===== Records for processing

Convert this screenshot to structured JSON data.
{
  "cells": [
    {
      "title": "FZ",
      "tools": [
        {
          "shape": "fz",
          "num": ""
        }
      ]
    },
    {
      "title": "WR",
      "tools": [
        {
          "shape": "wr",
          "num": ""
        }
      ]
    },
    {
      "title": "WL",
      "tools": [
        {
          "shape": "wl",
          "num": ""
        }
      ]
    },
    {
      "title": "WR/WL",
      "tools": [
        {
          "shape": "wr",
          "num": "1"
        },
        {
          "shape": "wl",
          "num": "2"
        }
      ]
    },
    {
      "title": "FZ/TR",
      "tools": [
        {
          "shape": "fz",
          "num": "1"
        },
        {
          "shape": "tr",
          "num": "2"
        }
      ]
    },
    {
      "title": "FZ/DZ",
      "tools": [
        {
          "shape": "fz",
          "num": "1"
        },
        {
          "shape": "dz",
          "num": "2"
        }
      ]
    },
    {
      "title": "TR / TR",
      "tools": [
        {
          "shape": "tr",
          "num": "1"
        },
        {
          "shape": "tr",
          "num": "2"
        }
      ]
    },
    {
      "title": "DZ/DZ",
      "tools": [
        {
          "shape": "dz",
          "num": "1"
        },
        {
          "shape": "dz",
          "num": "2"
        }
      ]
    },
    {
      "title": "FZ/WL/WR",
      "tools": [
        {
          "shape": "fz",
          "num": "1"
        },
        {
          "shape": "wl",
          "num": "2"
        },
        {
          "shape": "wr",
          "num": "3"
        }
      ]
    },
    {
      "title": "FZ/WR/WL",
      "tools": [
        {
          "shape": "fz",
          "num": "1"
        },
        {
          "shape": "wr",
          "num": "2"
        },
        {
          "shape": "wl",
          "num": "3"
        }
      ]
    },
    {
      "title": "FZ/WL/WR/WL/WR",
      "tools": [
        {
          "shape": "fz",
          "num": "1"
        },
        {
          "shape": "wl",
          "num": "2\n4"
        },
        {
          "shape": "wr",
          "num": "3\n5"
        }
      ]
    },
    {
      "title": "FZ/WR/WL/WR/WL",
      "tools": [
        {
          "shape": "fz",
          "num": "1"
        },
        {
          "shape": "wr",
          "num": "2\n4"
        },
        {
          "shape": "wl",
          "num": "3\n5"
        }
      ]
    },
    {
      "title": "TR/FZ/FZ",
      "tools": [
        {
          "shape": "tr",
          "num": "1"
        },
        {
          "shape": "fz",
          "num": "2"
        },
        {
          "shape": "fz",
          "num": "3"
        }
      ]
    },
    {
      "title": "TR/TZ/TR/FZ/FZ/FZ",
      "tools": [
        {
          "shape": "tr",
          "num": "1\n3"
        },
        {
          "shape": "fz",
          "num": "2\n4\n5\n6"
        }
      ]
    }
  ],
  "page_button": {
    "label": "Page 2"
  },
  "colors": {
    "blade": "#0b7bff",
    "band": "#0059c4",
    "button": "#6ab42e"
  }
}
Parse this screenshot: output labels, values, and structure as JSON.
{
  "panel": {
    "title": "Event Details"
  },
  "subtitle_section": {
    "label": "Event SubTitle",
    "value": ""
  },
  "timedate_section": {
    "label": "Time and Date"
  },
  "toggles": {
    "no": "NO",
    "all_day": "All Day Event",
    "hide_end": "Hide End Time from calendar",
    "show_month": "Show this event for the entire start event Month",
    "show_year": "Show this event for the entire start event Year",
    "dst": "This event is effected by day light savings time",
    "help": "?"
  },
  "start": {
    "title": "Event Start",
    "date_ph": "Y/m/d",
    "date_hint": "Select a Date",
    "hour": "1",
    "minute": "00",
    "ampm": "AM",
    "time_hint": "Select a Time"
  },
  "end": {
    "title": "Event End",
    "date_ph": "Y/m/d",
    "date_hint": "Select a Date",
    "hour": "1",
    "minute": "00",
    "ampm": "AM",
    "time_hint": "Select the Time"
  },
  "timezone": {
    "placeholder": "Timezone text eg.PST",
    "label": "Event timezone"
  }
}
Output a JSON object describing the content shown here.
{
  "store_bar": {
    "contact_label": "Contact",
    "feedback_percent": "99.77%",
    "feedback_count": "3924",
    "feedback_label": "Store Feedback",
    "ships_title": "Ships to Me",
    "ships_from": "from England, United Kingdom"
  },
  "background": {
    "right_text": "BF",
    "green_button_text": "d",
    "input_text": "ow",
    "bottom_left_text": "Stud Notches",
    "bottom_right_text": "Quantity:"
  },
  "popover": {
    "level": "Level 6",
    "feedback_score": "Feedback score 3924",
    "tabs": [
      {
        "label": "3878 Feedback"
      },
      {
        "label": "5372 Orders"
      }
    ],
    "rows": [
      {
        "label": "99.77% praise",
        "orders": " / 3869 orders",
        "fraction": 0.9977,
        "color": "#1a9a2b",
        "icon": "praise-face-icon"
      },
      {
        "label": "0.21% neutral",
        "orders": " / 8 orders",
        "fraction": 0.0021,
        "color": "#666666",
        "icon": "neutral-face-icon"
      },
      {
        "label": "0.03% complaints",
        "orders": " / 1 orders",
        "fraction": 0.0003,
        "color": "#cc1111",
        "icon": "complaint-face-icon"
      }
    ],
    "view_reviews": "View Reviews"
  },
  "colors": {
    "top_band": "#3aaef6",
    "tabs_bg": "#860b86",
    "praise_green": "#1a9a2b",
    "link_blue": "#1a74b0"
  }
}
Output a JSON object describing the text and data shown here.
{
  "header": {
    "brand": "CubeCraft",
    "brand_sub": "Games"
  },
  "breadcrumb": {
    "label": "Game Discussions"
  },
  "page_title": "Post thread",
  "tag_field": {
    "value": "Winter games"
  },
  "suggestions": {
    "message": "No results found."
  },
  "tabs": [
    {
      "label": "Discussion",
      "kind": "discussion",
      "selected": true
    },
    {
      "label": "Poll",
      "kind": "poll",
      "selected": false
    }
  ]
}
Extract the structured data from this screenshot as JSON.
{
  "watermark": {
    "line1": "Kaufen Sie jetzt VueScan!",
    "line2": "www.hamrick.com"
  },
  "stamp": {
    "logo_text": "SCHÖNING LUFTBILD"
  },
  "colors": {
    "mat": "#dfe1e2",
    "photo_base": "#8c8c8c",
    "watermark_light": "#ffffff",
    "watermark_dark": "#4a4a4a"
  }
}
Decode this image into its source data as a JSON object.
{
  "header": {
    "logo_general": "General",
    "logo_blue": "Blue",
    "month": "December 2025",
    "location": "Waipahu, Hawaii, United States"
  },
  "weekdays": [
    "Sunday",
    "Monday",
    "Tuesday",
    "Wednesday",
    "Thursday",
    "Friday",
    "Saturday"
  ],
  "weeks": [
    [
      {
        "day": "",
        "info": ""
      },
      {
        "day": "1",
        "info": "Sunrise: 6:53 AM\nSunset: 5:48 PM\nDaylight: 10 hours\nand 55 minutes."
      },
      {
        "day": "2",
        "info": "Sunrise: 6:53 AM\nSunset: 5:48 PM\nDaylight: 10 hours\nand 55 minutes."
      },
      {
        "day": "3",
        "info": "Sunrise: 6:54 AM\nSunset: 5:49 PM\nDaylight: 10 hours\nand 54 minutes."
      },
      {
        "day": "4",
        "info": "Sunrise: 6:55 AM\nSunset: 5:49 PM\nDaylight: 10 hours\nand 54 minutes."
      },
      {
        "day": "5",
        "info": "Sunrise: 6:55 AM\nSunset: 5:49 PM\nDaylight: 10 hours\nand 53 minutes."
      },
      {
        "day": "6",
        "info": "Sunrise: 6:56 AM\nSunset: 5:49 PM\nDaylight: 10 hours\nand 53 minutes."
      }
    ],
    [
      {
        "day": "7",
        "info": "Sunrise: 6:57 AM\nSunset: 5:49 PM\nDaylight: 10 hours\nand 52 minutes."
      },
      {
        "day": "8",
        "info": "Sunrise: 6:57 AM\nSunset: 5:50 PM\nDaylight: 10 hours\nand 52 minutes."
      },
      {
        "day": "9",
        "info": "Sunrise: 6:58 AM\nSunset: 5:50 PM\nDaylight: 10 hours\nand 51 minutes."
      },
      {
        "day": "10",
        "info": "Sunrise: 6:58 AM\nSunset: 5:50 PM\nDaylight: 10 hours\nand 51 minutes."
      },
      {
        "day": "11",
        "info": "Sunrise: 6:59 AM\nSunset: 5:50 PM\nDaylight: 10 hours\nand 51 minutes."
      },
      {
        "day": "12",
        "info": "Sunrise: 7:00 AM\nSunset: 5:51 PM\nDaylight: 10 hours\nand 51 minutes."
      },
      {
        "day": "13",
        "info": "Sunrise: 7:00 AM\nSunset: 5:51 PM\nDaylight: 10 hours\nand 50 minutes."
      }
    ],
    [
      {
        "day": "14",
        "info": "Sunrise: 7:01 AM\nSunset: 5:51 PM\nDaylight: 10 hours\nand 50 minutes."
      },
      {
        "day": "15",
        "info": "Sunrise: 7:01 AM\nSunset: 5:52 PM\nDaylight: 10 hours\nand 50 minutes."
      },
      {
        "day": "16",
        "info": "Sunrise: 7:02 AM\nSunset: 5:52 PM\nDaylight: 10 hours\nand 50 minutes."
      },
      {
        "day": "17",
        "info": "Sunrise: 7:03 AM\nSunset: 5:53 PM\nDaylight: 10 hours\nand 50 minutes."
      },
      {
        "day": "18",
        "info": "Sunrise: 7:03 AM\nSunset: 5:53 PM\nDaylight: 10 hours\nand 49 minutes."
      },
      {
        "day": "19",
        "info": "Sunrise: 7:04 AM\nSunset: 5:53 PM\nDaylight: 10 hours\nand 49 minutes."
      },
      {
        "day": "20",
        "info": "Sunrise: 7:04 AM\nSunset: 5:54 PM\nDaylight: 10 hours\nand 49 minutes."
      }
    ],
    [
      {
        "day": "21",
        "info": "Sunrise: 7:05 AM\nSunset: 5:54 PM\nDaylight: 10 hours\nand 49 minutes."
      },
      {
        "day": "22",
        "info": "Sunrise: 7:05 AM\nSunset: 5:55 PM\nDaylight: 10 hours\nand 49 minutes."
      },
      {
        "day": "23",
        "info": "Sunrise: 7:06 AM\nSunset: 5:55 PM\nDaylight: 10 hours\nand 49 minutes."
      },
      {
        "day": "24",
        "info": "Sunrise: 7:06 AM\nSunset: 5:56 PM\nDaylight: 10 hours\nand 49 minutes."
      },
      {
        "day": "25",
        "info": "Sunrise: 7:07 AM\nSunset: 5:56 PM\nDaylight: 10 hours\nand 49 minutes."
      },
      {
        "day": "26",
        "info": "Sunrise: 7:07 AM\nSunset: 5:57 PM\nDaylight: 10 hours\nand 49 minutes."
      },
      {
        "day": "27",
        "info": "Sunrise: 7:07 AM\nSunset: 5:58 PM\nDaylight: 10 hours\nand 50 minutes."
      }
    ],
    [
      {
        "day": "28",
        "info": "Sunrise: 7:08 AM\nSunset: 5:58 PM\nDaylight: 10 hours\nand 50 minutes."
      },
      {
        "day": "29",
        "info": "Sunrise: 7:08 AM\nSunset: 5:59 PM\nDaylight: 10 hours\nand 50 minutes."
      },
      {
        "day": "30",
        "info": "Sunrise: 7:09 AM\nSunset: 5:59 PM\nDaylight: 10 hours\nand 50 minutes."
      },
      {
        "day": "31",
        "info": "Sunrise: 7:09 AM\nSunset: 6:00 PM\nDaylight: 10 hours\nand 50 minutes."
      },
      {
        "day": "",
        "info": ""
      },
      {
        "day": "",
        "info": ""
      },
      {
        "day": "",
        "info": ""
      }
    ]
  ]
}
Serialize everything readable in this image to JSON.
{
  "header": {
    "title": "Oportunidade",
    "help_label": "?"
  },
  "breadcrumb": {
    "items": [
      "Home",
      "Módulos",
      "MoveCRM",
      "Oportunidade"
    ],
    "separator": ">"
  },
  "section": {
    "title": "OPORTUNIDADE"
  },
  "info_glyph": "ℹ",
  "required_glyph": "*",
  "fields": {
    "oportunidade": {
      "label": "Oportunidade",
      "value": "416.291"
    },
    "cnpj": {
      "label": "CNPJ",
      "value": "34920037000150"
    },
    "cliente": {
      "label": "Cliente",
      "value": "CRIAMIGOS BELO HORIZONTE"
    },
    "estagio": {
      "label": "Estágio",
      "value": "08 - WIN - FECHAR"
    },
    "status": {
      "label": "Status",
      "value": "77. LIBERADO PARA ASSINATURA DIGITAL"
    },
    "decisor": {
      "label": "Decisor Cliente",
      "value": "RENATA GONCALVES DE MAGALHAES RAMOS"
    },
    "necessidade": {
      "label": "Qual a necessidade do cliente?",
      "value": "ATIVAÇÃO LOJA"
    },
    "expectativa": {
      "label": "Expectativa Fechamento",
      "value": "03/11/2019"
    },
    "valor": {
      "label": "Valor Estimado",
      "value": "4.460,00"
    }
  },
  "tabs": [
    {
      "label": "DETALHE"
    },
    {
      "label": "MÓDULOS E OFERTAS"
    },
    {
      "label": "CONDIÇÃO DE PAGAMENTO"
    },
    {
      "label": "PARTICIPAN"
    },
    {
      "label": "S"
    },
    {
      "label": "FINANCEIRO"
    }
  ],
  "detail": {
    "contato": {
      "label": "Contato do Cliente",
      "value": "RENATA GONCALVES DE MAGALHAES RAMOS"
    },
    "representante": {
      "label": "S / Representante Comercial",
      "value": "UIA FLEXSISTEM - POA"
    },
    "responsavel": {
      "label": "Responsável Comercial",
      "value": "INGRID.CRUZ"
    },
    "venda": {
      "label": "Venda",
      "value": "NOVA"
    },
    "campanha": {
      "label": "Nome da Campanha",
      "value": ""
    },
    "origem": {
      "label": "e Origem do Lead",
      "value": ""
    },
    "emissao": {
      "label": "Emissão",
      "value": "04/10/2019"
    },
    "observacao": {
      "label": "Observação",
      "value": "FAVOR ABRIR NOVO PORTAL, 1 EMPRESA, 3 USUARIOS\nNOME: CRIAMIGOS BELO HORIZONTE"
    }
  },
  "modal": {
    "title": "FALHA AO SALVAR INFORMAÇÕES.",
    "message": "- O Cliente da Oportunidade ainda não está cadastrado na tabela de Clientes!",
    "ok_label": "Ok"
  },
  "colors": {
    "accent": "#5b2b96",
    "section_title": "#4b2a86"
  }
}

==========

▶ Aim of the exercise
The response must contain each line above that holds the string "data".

▶ Reply to the task
Convert this screenshot to structured JSON data.
Output a JSON object describing the text and data shown here.
Extract the structured data from this screenshot as JSON.
Decode this image into its source data as a JSON object.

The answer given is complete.